We’re sat in a doctor’s office at the Assisted Conception Unit at Guy’s this afternoon and a registrar is riffling through our notes. “Before we start,” she says, shuffling papers around. “There are just a couple of things I need to check. Now, you’ve bought your sperm already.”
“And are you aware that the donor has refused consent to freeze embryos?”
We look at one another. No, we were not aware of this. We’re a little lost for words.
“There are options,” she says, encouragingly.
When eggs are harvested from my body and then fertilised – hopefully becoming embryos – they will put a maximum of two back in my uterus. Any remaining viable embryos would generally be frozen. This would mean that if the IVF cycle fails and we wanted to try again, I could have an embryo or two defrosted and put back in, which is less invasive and less costly than a full IVF cycle. However, because the donor has not consented to having embryos conceived with his sperm frozen, this will not be an option for us.
She tells us we could get in touch with the sperm bank and complain that we weren’t informed of this when we purchased the sperm. She explains that it is preferable – medically speaking – for me to not go through lots of full IVF cycles, which is why they suggest embryo freezing.
But we like our donor. I mean, we’ve gone off him a bit having discovered he won’t let us freeze the embryos, but we like him. The thought of going back and trying to choose another – not to mention potentially battling with the sperm bank over whether or not we were duly informed of all pertinent information – it all felt a little bit like too much.
No doubt there will be a strong urge to kick ourselves – HARD – if the first round of IVF doesn’t work, but we felt we needed to stick with what we’ve got. Plus, having come home and looked through the literature she gave us, it doesn’t seem like we’ve lost that much: frozen embryos are far less likely to take than fresh ones and it is not that common to produce a large enough amount of viable embryos to be able to freeze some.
It knocked me for six a bit at first, but I think we’ve made the right decision and I’m not worried about it now.
I’m more worried about the fact that I could actually be pregnant in two months’ time!
She went through with us how the cycle works (which we’re fairly familiar with by now) and explained how I could choose when to start by ringing up on the first day of my next period, or the one after, or the one after… Whenever we were ready.

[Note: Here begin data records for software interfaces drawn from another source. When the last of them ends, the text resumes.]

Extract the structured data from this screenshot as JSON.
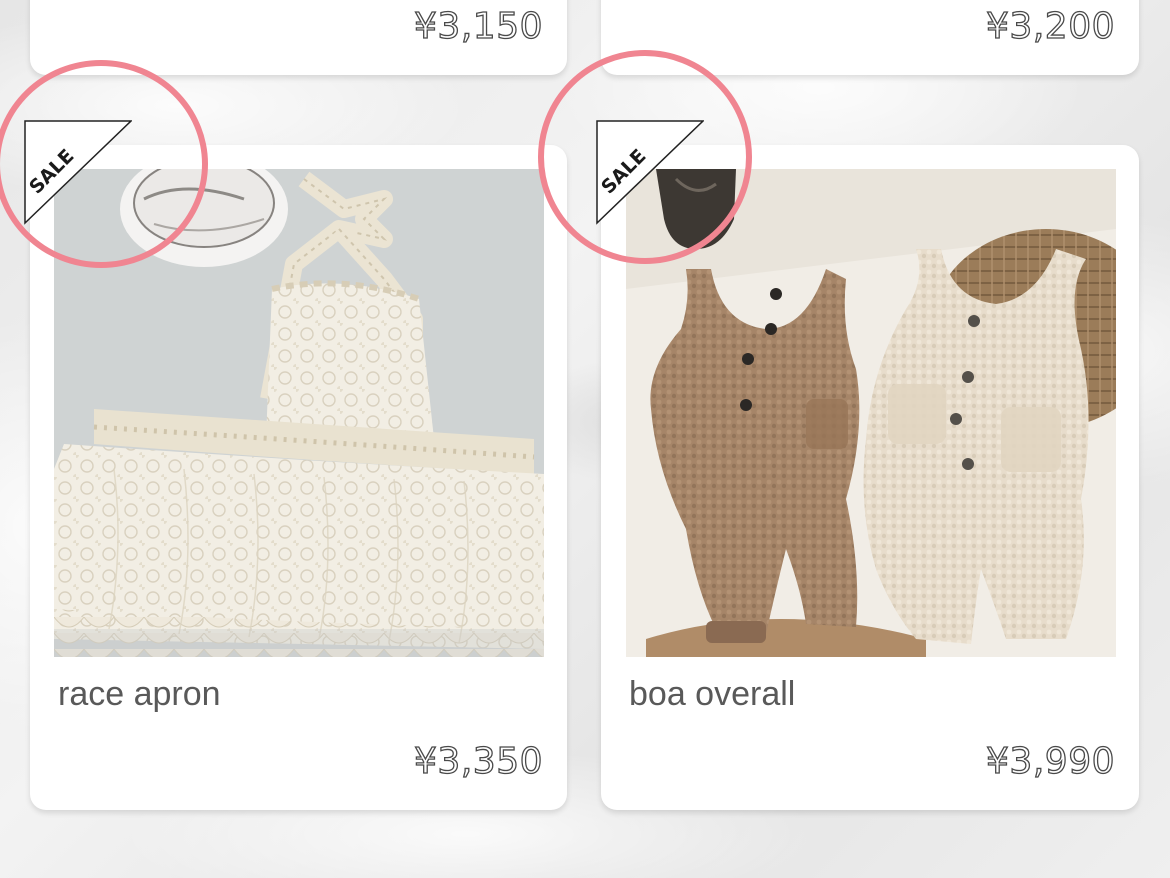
{
  "top_row": [
    {
      "price": "¥3,150"
    },
    {
      "price": "¥3,200"
    }
  ],
  "products": [
    {
      "title": "race apron",
      "price": "¥3,350",
      "badge": "SALE"
    },
    {
      "title": "boa overall",
      "price": "¥3,990",
      "badge": "SALE"
    }
  ],
  "colors": {
    "highlight_circle": "#f08591",
    "price_text": "#4a4a4a",
    "title_text": "#595959"
  }
}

After the internal ultrasound which, okay, really WASN’T as bad as I’d anticipated, I casually asked whether, as I was still well before day 21 of my cycle, we might be able to start within this menstrual cycle.
She went off to check, but came back with a resounding positive. I get the impression it’s a little more rushed than what they might normally do, but because we don’t have to hang around waiting for NHS funding or prescriptions, they were happy to let us get going straight away.
I’m very excited, but feeling a little anxious now. It hit me today, particularly when she told us about not being able to freeze embryos, how awful it will feel if it doesn’t work. Emotionally and practically, it would be hard, but we’d be able to brush ourselves off and start again. It’s the financial implications that are hardest, because we want to move and are trying to save up a deposit and with the IVF costing around 3 grand a pop, it’s not going to be easy.
So keep your fingers, toes and any other body parts crossed for us.
And let’s hope the hormone medications don’t make me too crazy! (I’ve promised not to watch Deep Impact whilst taking them.)